Tracking & reporting on activities
Ah, reporting. The slightly less exciting, but nonetheless crucial element of your roadmap.
At Blue Array, we champion a ‘North Star Goal’. This celestially themed target gives both us as consultants, and our clients, a key point to work towards.
If there are ‘one-off’ tasks, the impact of these might be inputted directly into a column within the roadmap. Examples of this might include total organic entrances to a landing page over a set period of time, number of pages indexed over a set period of time, or whether a piece of coverage gained a follow or no follow backlink.
However, often this alone isn’t enough to get a good grasp on how things are progressing. For that reason, to visualise progress towards this goal, we’ll use Google Data Studio, which as you’d expect, is ideal for pulling in metrics from Google Analytics and Search Console.
Building an SEO roadmap is similar to building a house. It’s success lies in careful planning, collaboration and sometimes, the flexibility to compromise.
To ensure your roadmap is successful, keep in mind the following:
- Do your research first. A strong understanding of the most pressing current SEO issues on the site, together with a knowledge of the most impactful opportunities is paramount to planning a roadmap that will drive results.
- Ensure key stakeholders have a clear understanding of their roles in relation to the roadmap; getting buy-in across all parties is crucial to getting things done.

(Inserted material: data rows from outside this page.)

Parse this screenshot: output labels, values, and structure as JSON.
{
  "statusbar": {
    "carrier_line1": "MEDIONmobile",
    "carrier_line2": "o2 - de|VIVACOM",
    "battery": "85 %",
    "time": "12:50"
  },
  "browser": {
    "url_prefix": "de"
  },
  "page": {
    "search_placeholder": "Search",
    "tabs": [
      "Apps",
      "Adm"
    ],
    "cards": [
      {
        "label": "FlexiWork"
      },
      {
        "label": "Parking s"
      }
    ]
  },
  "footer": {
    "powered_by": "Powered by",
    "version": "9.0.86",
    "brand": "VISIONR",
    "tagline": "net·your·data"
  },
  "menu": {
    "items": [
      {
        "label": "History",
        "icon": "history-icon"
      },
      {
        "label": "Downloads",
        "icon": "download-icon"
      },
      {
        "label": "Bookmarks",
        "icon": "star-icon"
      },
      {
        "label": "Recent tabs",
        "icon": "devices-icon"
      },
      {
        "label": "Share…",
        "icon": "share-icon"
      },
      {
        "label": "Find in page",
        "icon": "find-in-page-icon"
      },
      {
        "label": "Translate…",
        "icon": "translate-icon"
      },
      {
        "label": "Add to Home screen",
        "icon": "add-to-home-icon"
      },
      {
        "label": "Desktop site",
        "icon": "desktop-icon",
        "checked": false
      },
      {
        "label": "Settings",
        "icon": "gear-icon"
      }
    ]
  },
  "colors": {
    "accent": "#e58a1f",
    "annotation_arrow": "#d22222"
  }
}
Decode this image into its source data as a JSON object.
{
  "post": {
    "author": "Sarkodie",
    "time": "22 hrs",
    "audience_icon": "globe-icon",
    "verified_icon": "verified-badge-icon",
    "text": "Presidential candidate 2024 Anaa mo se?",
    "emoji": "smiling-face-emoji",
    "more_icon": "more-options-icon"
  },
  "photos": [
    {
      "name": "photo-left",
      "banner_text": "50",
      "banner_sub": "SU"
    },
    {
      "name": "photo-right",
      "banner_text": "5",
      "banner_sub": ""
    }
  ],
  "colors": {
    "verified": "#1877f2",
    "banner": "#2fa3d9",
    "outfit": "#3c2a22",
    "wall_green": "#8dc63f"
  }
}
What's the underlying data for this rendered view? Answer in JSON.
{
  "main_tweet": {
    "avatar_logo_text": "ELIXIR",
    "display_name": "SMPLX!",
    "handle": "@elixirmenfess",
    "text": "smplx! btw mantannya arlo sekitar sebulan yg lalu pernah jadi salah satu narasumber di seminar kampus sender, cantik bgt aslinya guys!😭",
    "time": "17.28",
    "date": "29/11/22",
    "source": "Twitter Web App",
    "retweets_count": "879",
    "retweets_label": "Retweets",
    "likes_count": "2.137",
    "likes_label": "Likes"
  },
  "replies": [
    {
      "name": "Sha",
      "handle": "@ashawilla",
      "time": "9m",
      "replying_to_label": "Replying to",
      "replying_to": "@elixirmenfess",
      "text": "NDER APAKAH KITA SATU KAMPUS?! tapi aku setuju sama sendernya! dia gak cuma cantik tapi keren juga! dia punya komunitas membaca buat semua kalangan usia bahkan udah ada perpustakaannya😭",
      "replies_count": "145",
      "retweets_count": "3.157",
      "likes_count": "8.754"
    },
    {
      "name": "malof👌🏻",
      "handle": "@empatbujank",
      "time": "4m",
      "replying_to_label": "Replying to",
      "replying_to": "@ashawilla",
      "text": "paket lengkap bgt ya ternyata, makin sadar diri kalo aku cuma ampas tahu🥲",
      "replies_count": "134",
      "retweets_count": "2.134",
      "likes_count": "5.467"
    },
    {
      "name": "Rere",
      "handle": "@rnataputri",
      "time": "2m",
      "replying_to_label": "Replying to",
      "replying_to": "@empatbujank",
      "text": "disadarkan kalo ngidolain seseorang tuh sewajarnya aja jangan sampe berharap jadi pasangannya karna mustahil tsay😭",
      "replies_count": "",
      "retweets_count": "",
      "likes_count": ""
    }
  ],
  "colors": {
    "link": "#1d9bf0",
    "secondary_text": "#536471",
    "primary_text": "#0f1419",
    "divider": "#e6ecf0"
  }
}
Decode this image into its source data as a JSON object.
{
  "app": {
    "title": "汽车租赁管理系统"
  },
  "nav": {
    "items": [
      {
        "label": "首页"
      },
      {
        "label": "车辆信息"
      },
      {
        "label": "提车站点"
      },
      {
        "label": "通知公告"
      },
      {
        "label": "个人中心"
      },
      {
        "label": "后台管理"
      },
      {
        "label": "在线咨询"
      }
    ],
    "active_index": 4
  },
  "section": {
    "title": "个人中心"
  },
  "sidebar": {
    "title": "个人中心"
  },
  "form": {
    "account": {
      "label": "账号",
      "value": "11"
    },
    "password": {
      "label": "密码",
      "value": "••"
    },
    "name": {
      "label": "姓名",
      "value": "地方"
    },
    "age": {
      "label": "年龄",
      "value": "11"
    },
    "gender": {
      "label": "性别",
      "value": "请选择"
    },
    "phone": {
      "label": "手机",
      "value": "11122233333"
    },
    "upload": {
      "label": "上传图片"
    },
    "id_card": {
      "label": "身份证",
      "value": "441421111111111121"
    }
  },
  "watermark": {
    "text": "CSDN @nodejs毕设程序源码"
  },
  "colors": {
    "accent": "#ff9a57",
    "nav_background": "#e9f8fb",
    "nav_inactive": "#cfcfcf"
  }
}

- Return to your roadmap regularly – are your upcoming tasks still relevant or have other projects taken precedence over them? Are there any new competitor threats or opportunities that might merit a slight pivot in strategy?
Whilst roadmaps aren’t unique to SEO, they play an important role in driving implementation.